Many urban areas in mountainous regions experience high levels of particulate matter less than 2.5 micron in diameter (PM2.5) in winter months. The confined topography, high pressure ridge that warms the air above, combined with urban emissions, create an environment that favors buildup of pollutants including PM2.5 in winter months. Fine particulate pollution episodes are closely associated with events of atmospheric stagnation, which limits vertical mixing and traps urban emissions for multiple days. Secondary aerosols including ammonium nitrate and ammonium chloride dominate the total particulate mass during these pollution episodes in Northern Utah valleys. However the scientific understanding of the chemical processes driving the particulate formation, the oxidant budget and the role of coupling between chemistry and transport during these pollution episodes are not well established. Therefore, it is essential to study the chemical processes leading to the particulate nitrate formation, atmospheric chemical composition, spatial and vertical distribution and sources of precursors. Specific research topics include atmospheric chemistry of nitrogen oxides, whose oxidation in the atmosphere leads to the nitric acid and particulate nitrate formation, relative importance of different chemical pathways for the nitric acid formation, atmospheric nighttime chemistry, secondary aerosol formation, influence of volatile organic compounds (VOCs) on oxidant budget and ozone availability during pollution episodes.
I led a pilot study, Wintertime PM2.5 Study in Salt Lake Valley, to investigate the chemical and meteorological processes governing the fine particulate pollution in Salt Lake Valley in winter of 2015-2016 in collaboration with investigators from National Oceanic and Atmospheric Administration in Boulder, CO and local researchers. The main findings of this study were the key role played by the nighttime and morning chemistry and the interaction between chemistry and mixing.
This pilot study led to a larger scale Utah Winter Fine Particulate Study (UWFPS), a collaborative effort between the Chemical Sciences Division (CSD) of NOAA, Utah Division of Air Quality (UDAQ), University of Utah, United States Environmental Protection Agency (US EPA), United States Department of Agriculture, Utah State University, University of Toronto, University of Minnesota, University of Washington and BYU. The study took place in January and February 2017 and investigated key atmospheric chemical processes that drive high particulate matter events during wintertime Persistent Cold Air Pools (PCAPs) events in mountain valleys of northern Utah. The study involves detailed atmospheric chemical measurements of trace gases and aerosols from a NOAA twin otter aircraft to characterize the spatial distribution and temporal variation of the most important pollutants. Detailed ground-based measurements were conducted at University of Utah site, Lindon in Utah Valley, Logan and in Smithfield in Cache Valley. The ground based observations provide continious, detailed measurements of the composition of the air to augment the aircraft study. Please visit UWFPS site for details:

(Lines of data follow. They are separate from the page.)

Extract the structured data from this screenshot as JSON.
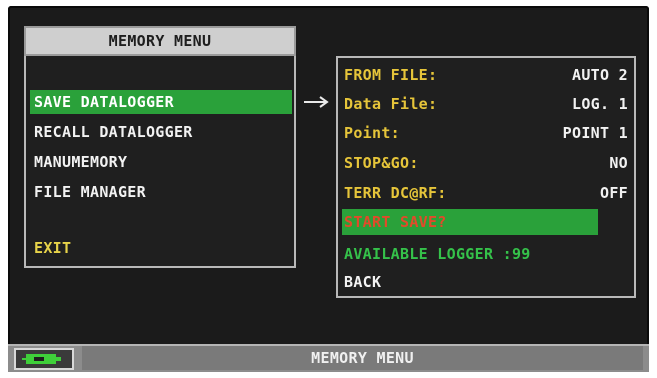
{
  "left_menu": {
    "title": "MEMORY MENU",
    "items": [
      {
        "label": "SAVE DATALOGGER"
      },
      {
        "label": "RECALL DATALOGGER"
      },
      {
        "label": "MANUMEMORY"
      },
      {
        "label": "FILE MANAGER"
      }
    ],
    "exit_label": "EXIT"
  },
  "right_panel": {
    "rows": [
      {
        "label": "FROM FILE:",
        "value": "AUTO 2"
      },
      {
        "label": "Data File:",
        "value": "LOG. 1"
      },
      {
        "label": "Point:",
        "value": "POINT 1"
      },
      {
        "label": "STOP&GO:",
        "value": "NO"
      },
      {
        "label": "TERR DC@RF:",
        "value": "OFF"
      }
    ],
    "start_save_label": "START SAVE?",
    "available_label": "AVAILABLE LOGGER :99",
    "back_label": "BACK"
  },
  "status_bar": {
    "title": "MEMORY MENU",
    "battery_icon": "battery-icon"
  },
  "colors": {
    "selection": "#2aa13a",
    "label_yellow": "#e6c53a",
    "start_save_text": "#e24a2a",
    "available_green": "#35c24a",
    "screen_bg": "#1b1b1b"
  }
}
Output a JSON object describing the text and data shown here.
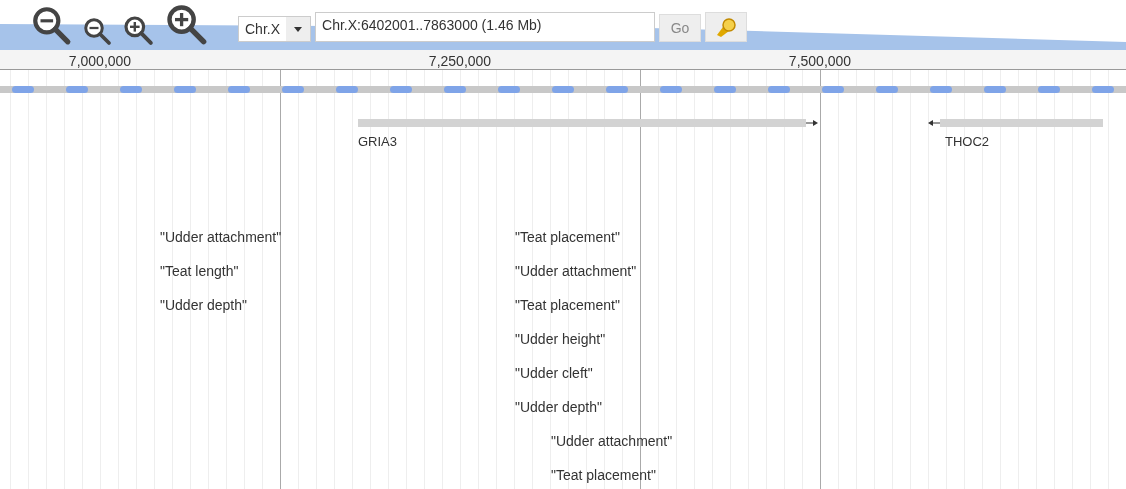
{
  "toolbar": {
    "chromosome": "Chr.X",
    "location": "Chr.X:6402001..7863000 (1.46 Mb)",
    "go": "Go"
  },
  "ruler": {
    "ticks": [
      "7,000,000",
      "7,250,000",
      "7,500,000"
    ]
  },
  "genes": [
    {
      "name": "GRIA3",
      "forward_strand": true
    },
    {
      "name": "THOC2",
      "forward_strand": false
    }
  ],
  "qtl_groups": [
    {
      "labels": [
        "\"Udder attachment\"",
        "\"Teat length\"",
        "\"Udder depth\""
      ]
    },
    {
      "labels": [
        "\"Teat placement\"",
        "\"Udder attachment\"",
        "\"Teat placement\"",
        "\"Udder height\"",
        "\"Udder cleft\"",
        "\"Udder depth\""
      ]
    },
    {
      "labels": [
        "\"Udder attachment\"",
        "\"Teat placement\""
      ]
    }
  ]
}
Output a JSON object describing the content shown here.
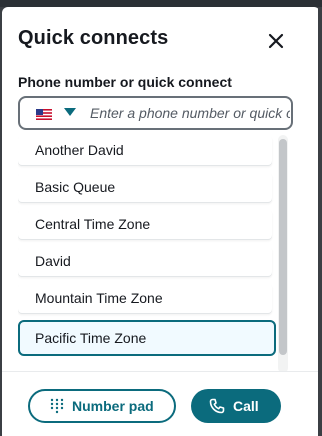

The final report is publically available.
- Secondary aerosol formation
- Atmospheric nighttime chemistry
- Atmospheric Chemistry
- Utah Winter Fine Particulate Study. PI: Dr. Munkhbayar Baasandorj & Dr. Steve Brown . 01/15/2017 - 10/31/2017.
- Wintertime PM2.5 Study in Salt Lake Valley. PI: Dr. Munkhbayar Baasandorj. 12/01/2015 - present.
- West Valley City Air Toxics Study. PI: Dr. Munkhbayar Baasandorj. 10/01/2015 - 10/01/2017.